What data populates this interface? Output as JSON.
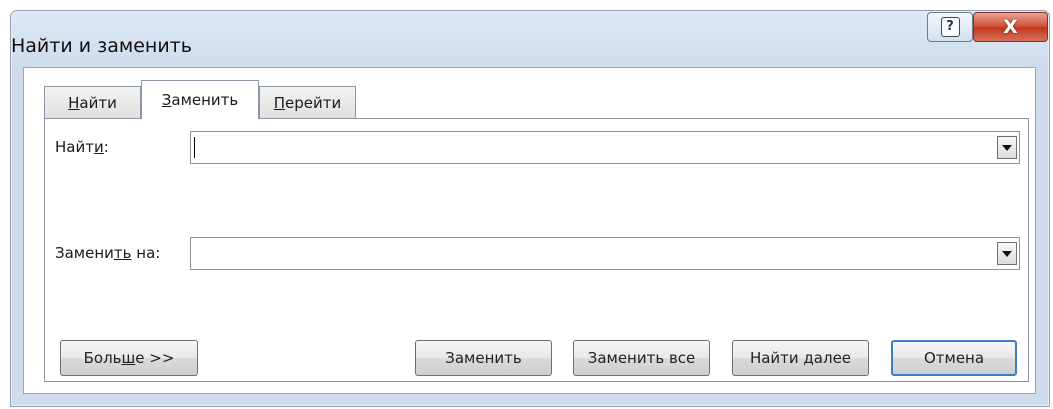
{
  "window": {
    "title": "Найти и заменить",
    "help_button": "?",
    "close_button": "X"
  },
  "tabs": [
    {
      "pre": "",
      "acc": "Н",
      "post": "айти",
      "active": false
    },
    {
      "pre": "",
      "acc": "З",
      "post": "аменить",
      "active": true
    },
    {
      "pre": "",
      "acc": "П",
      "post": "ерейти",
      "active": false
    }
  ],
  "find": {
    "label_pre": "Найт",
    "label_acc": "и",
    "label_post": ":",
    "value": ""
  },
  "replace": {
    "label_pre": "Замени",
    "label_acc": "т",
    "label_mid": "ь",
    "label_post": " на:",
    "value": ""
  },
  "buttons": {
    "more_pre": "Боль",
    "more_acc": "ш",
    "more_post": "е >>",
    "replace": "Заменить",
    "replace_all": "Заменить все",
    "find_next": "Найти далее",
    "cancel": "Отмена"
  }
}
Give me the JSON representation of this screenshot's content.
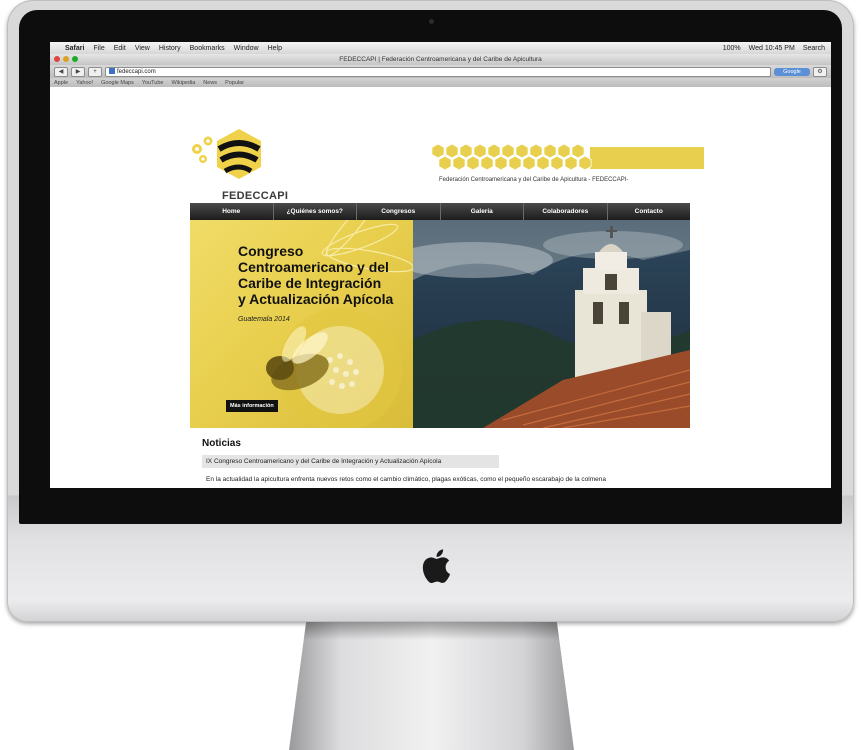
{
  "os_menubar": {
    "apple": "",
    "items": [
      "Safari",
      "File",
      "Edit",
      "View",
      "History",
      "Bookmarks",
      "Window",
      "Help"
    ],
    "right": [
      "100%",
      "Wed 10:45 PM",
      "Search"
    ]
  },
  "browser": {
    "window_title": "FEDECCAPI | Federación Centroamericana y del Caribe de Apicultura",
    "url": "fedeccapi.com",
    "search_label": "Google",
    "bookmarks": [
      "Apple",
      "Yahoo!",
      "Google Maps",
      "YouTube",
      "Wikipedia",
      "News",
      "Popular"
    ]
  },
  "site": {
    "logo_text": "FEDECCAPI",
    "tagline": "Federación Centroamericana y del Caribe de Apicultura - FEDECCAPI-",
    "nav": [
      "Home",
      "¿Quiénes somos?",
      "Congresos",
      "Galería",
      "Colaboradores",
      "Contacto"
    ],
    "banner": {
      "title_lines": [
        "Congreso",
        "Centroamericano y del",
        "Caribe de Integración",
        "y Actualización Apícola"
      ],
      "subtitle": "Guatemala 2014",
      "button": "Más información"
    },
    "news": {
      "heading": "Noticias",
      "item_title": "IX Congreso Centroamericano y del Caribe de Integración y Actualización Apícola",
      "item_text": "En la actualidad la apicultura enfrenta nuevos retos como el cambio climático, plagas exóticas, como el pequeño escarabajo de la colmena"
    }
  },
  "colors": {
    "brand_yellow": "#e8cf4d",
    "nav_dark": "#2a2a2a"
  }
}
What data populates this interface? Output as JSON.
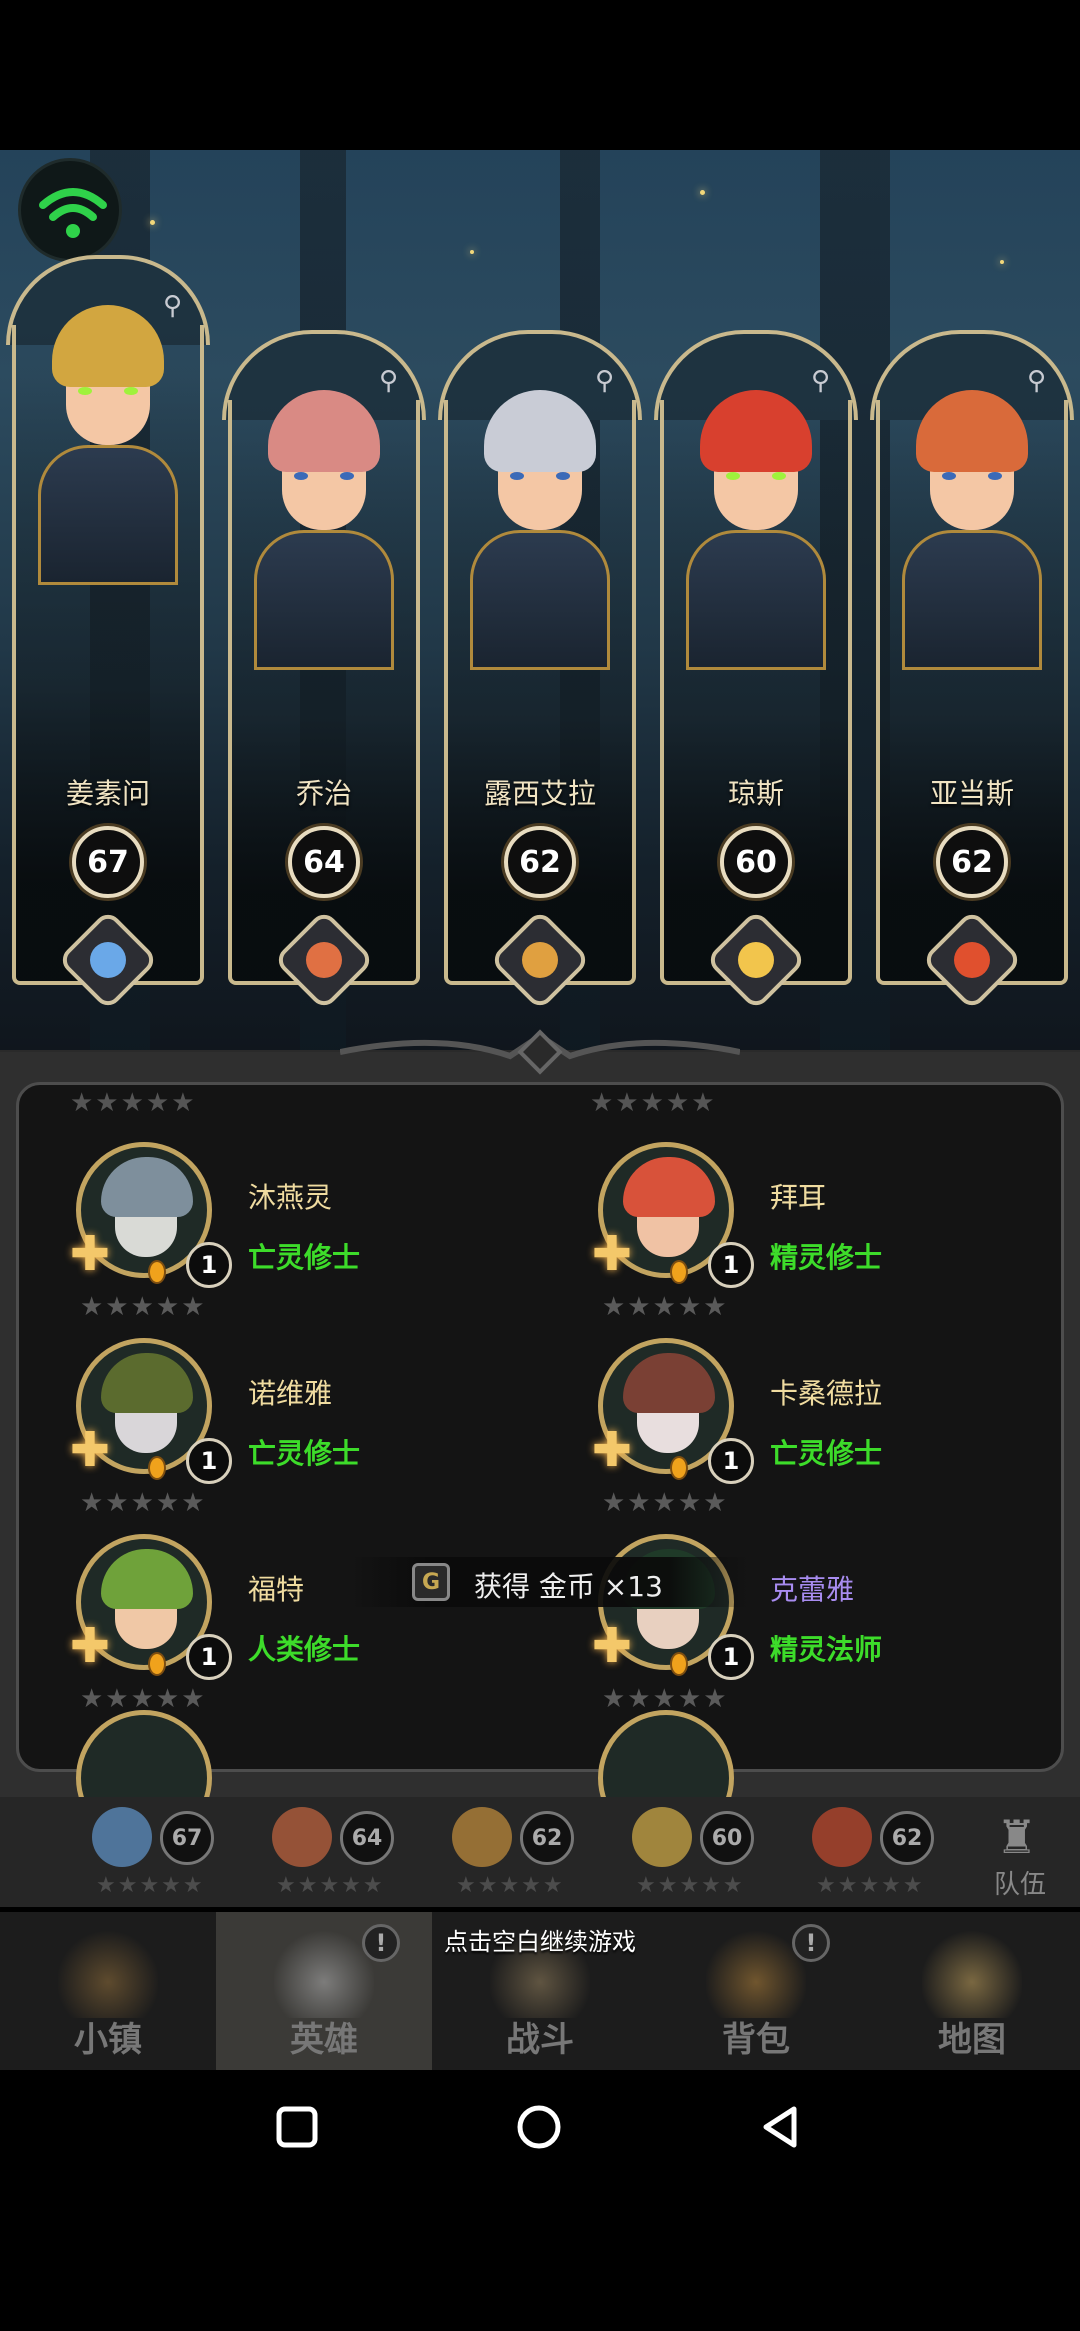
{
  "heroes_top": [
    {
      "name": "姜素问",
      "level": "67",
      "hair": "#d2a640",
      "eye": "#9ff23c",
      "emblem": "#6aa8e8"
    },
    {
      "name": "乔治",
      "level": "64",
      "hair": "#d98a84",
      "eye": "#3b6ab8",
      "emblem": "#e07043"
    },
    {
      "name": "露西艾拉",
      "level": "62",
      "hair": "#c9ccd6",
      "eye": "#3b6ab8",
      "emblem": "#e0a040"
    },
    {
      "name": "琼斯",
      "level": "60",
      "hair": "#d8402e",
      "eye": "#9ff23c",
      "emblem": "#f2c54c"
    },
    {
      "name": "亚当斯",
      "level": "62",
      "hair": "#d96a3a",
      "eye": "#3b6ab8",
      "emblem": "#e0502e"
    }
  ],
  "hero_list": [
    {
      "name": "沐燕灵",
      "role": "亡灵修士",
      "level": "1",
      "role_color": "#3ddc2a",
      "hair": "#7e8f9c",
      "skin": "#d9dad6"
    },
    {
      "name": "拜耳",
      "role": "精灵修士",
      "level": "1",
      "role_color": "#3ddc2a",
      "hair": "#d8523a",
      "skin": "#f0c2a4"
    },
    {
      "name": "诺维雅",
      "role": "亡灵修士",
      "level": "1",
      "role_color": "#3ddc2a",
      "hair": "#5b6b2e",
      "skin": "#d9d6d9"
    },
    {
      "name": "卡桑德拉",
      "role": "亡灵修士",
      "level": "1",
      "role_color": "#3ddc2a",
      "hair": "#7a4034",
      "skin": "#e8dede"
    },
    {
      "name": "福特",
      "role": "人类修士",
      "level": "1",
      "role_color": "#3ddc2a",
      "hair": "#6fa23a",
      "skin": "#f0c8a6"
    },
    {
      "name": "克蕾雅",
      "role": "精灵法师",
      "level": "1",
      "role_color": "#3ddc2a",
      "name_color": "#a88cf0",
      "hair": "#1f3a28",
      "skin": "#e8d0c0"
    }
  ],
  "toast": {
    "text": "获得 金币 ×13",
    "coin_symbol": "G"
  },
  "team": {
    "levels": [
      "67",
      "64",
      "62",
      "60",
      "62"
    ],
    "label": "队伍"
  },
  "nav": {
    "hint": "点击空白继续游戏",
    "items": [
      {
        "label": "小镇"
      },
      {
        "label": "英雄"
      },
      {
        "label": "战斗"
      },
      {
        "label": "背包"
      },
      {
        "label": "地图"
      }
    ],
    "alert_mark": "!"
  },
  "colors": {
    "accent_gold": "#c9b98d",
    "role_green": "#3ddc2a",
    "name_gold": "#f0dca0"
  }
}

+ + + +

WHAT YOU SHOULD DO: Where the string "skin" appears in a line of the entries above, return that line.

TASK SOLUTION:
      "skin": "#d9dad6"
      "skin": "#f0c2a4"
      "skin": "#d9d6d9"
      "skin": "#e8dede"
      "skin": "#f0c8a6"
      "skin": "#e8d0c0"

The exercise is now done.